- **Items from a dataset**

[Start of Attachment]

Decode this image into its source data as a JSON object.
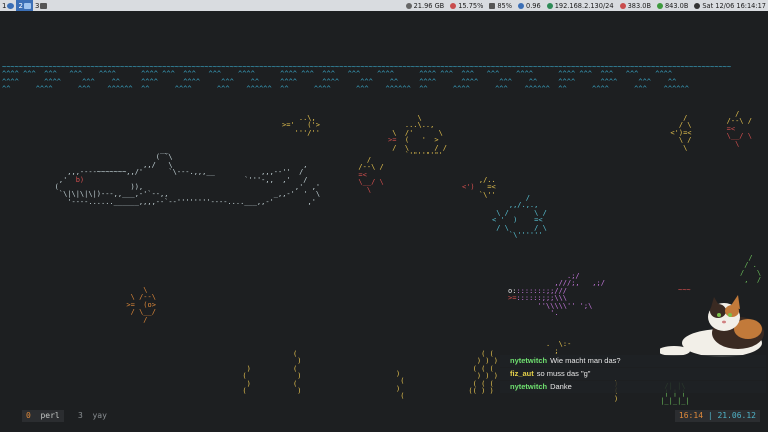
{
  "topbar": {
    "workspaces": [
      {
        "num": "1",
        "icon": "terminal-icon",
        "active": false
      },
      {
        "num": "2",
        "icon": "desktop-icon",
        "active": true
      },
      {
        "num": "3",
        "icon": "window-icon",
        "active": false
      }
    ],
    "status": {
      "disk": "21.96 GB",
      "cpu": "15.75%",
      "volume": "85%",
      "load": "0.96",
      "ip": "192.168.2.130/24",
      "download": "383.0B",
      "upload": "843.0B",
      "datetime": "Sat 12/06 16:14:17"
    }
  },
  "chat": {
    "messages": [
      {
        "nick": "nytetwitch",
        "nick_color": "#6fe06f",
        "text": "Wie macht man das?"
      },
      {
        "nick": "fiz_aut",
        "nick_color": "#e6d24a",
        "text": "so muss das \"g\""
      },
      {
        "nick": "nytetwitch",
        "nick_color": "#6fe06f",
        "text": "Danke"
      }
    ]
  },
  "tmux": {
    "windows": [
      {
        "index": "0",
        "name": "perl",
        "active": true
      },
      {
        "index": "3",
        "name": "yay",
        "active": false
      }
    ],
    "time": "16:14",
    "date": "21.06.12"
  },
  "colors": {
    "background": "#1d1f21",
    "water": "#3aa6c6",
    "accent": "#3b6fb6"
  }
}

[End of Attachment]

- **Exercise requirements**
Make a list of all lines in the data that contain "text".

- **Problem solution**
        "text": "Wie macht man das?"
        "text": "so muss das \"g\""
        "text": "Danke"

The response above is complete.